To Secretary of State Hillary Rodham Clinton
U.S. Department of State
2201 C Street NW
Washington, DC 20520
January 24, 2011
Dear Secretary Clinton:
We write to ask the Obama administration withdraw its objection to Bolivia’s proposed amendment to the 1961 Single Convention on Narcotic Drugs. Bolivia’s amendment would remove the requirement in Article 49 that Bolivia and other Andean countries ban their people from chewing coca leaves for religious, social, medicinal and nutritional purposes. Coca chewing is central to the cultural identity of millions of indigenous Andean people, and has been for many centuries. Rejecting Bolivia’s amendment conflicts with the 2007 UN Declaration on the Rights of Indigenous Peoples, which states: “indigenous peoples have the right to maintain, control, protect and develop their cultural heritage, traditional knowledge and traditional cultural expressions.”

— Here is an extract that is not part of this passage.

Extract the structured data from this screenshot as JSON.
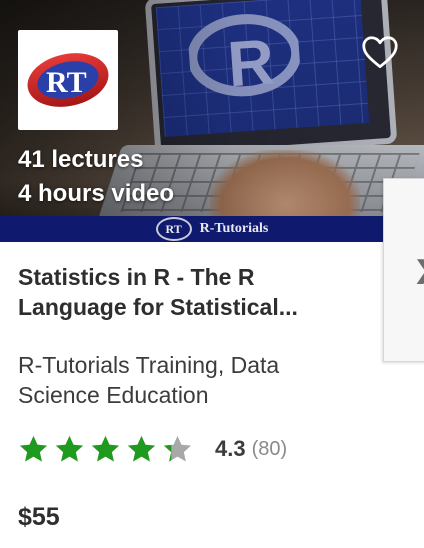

The US objection registered with the United Nations on January 19, 2011 must be withdrawn by the end of this same month, or the action will block the amendment and exacerbate the injury to indigenous peoples that originated in the 1961 Convention.
The UN based the inclusion of this coca chewing ban in the Convention on a 1950 report which was founded not on scientific research but on interviews with non-indigenous Bolivians and Peruvians about their views on how coca chewing affected indigenous people. At the time, indigenous people continued to live in a system of de facto slavery because of their race. Since the writing of the UN Convention, the 1950 report has been thoroughly debunked by numerous scientific studies which show the chewing of the coca leaf in its natural state to be a benign practice, with medical, nutritional and social benefits.
Bolivia proposed the amendment to the 1961 Convention almost two years ago. The amendment would merely remove the language requiring sovereign countries to ban coca chewing within their own borders; it would not legalize the coca leaf internationally nor would it remove the requirement that countries cooperate to prevent and penalize the complex process of converting the natural coca leaf into concentrated cocaine.
The wording of the last-minute US objection filed with the UN confuses the issue by failing to recognize that Bolivia’s amendment is about removing the requirement to ban coca chewing in countries where it is already practiced, not a broader legalization of the coca leaf. The US must act immediately to withdraw this erroneous, politically–motivated objection to right historic wrong that has stigmatized and harmed indigenous Andean peoples for over 50 years.